Electrophysiology is an important component in understanding cardiotoxicity, but it may not present the whole picture. The US FDA has been examining new approaches to in vitro cardiotoxicity assessment with the Comprehensive in vitro Cardiotoxicity Assay (CiPA) initiative to explore cardiac risk beyond the hERG channel, which is currently the only in vitro assay required by the regulatory authorities for identifying cardiotoxic liability of new pharmaceuticals. Multielectrode Array- (MEA) based platforms such as eCiphr®Cardio are being evaluated under the CiPA initiative for effects on ion channels, however, new research in the applicability of three-dimensional (3D) cardiac microtissues is showing promise in understanding mechanistic liabilities that contribute to structural damage to the heart.

A tri-culture approach consisting of human iPS cell derived cardiomyocytes, cardiac endothelial cells and cardiac fibroblasts, has been implemented at Cyprotex to create 3D cardiac microtissues which mimic the cellular composition of myocytes and non-myocyte cells within the heart. The cells even spontaneously beat like a heart as shown in the video below.

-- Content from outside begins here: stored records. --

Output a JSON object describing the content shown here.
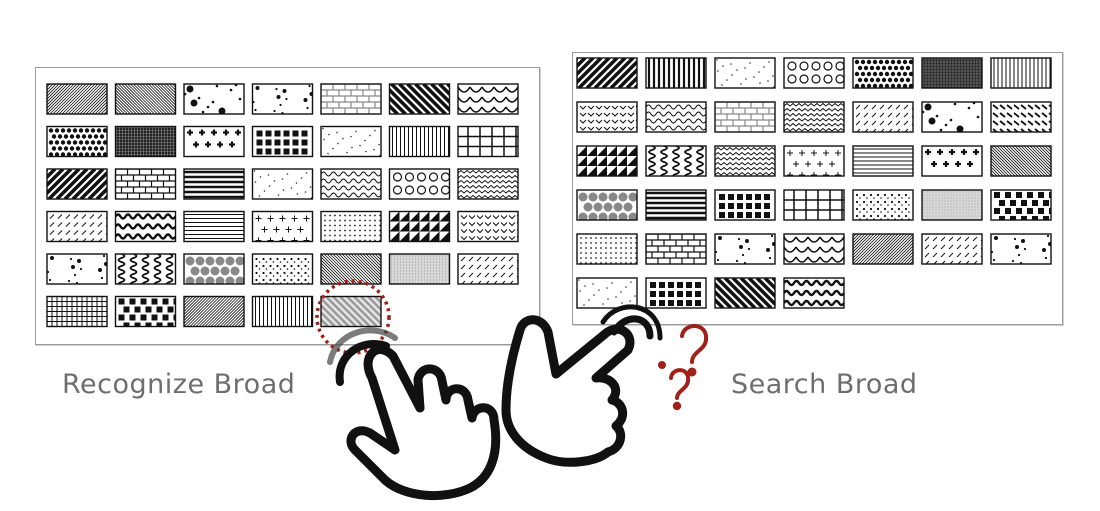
{
  "labels": {
    "recognize": "Recognize Broad",
    "search": "Search Broad"
  },
  "icons": {
    "pointing_hand": "hand-pointing-icon",
    "selection_marker": "dotted-circle-icon",
    "question": "question-mark-icon"
  },
  "colors": {
    "accent": "#a0201a",
    "caption": "#6e6e6e",
    "ink": "#111111",
    "frame": "#9a9a9a"
  },
  "left_grid": [
    [
      "diag-thin",
      "diag-thin-rev",
      "dots-blobs",
      "dots-sparse",
      "brick-gray",
      "diag-bold-rev",
      "scallop"
    ],
    [
      "circles-dense",
      "crosshatch-dense",
      "plus-bold",
      "grid-squares",
      "dots-fine",
      "vlines",
      "grid-open"
    ],
    [
      "diag-bold",
      "brick",
      "hlines-thick",
      "dots-fine",
      "waves",
      "circles-row",
      "zigzag-multi"
    ],
    [
      "dash-diag",
      "waves-bold",
      "hlines",
      "plus-light",
      "dots-grid",
      "triangles",
      "chevron"
    ],
    [
      "dots-sparse",
      "zigzag-vert",
      "circles-big",
      "dots-pairs",
      "diag-thin-rev",
      "stipple",
      "dash-diag"
    ],
    [
      "grid-fine",
      "checker",
      "diag-thin",
      "vlines",
      "highlight-diag"
    ]
  ],
  "right_grid": [
    [
      "diag-bold",
      "vlines-bold",
      "dots-fine",
      "circles-row",
      "circles-dense",
      "crosshatch-dense",
      "vlines"
    ],
    [
      "chevron",
      "waves",
      "brick-gray",
      "zigzag-multi",
      "dash-diag",
      "dots-blobs",
      "dash-diag-bold"
    ],
    [
      "triangles",
      "zigzag-vert",
      "zigzag-multi",
      "plus-light",
      "hlines",
      "plus-bold",
      "diag-thin-rev"
    ],
    [
      "circles-big",
      "hlines-thick",
      "grid-squares",
      "grid-open",
      "dots-pairs",
      "stipple",
      "checker"
    ],
    [
      "dots-grid",
      "brick",
      "dots-sparse",
      "scallop",
      "diag-thin",
      "dash-diag",
      "dots-sparse"
    ],
    [
      "dots-fine",
      "grid-squares",
      "diag-bold-rev",
      "waves-bold"
    ]
  ]
}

Confocal high content screening (HCS) allows parameters such as mitochondrial disruption and calcium dyshomeostasis, which are indicative of cardiac cell health, to be measured simultaneously within 3D cellular structures. These images demonstrate the resolution possible using 3D confocal HCS.

RGB-cardiac-movie Hoechst-new-cardiac-movie Projections-of-3D-test Projections-of-3D-test-colour-2 Projections-of-Phalloidin-colour

Our research has demonstrated that the Cyprotex’s cardiac tri-culture model is highly predictive for identifying structural cardiotoxins. This research was recently presented at SOT by Cyprotex’s Chief Scientific Officer, Dr Clive Dilworth, and the data can be viewed on our website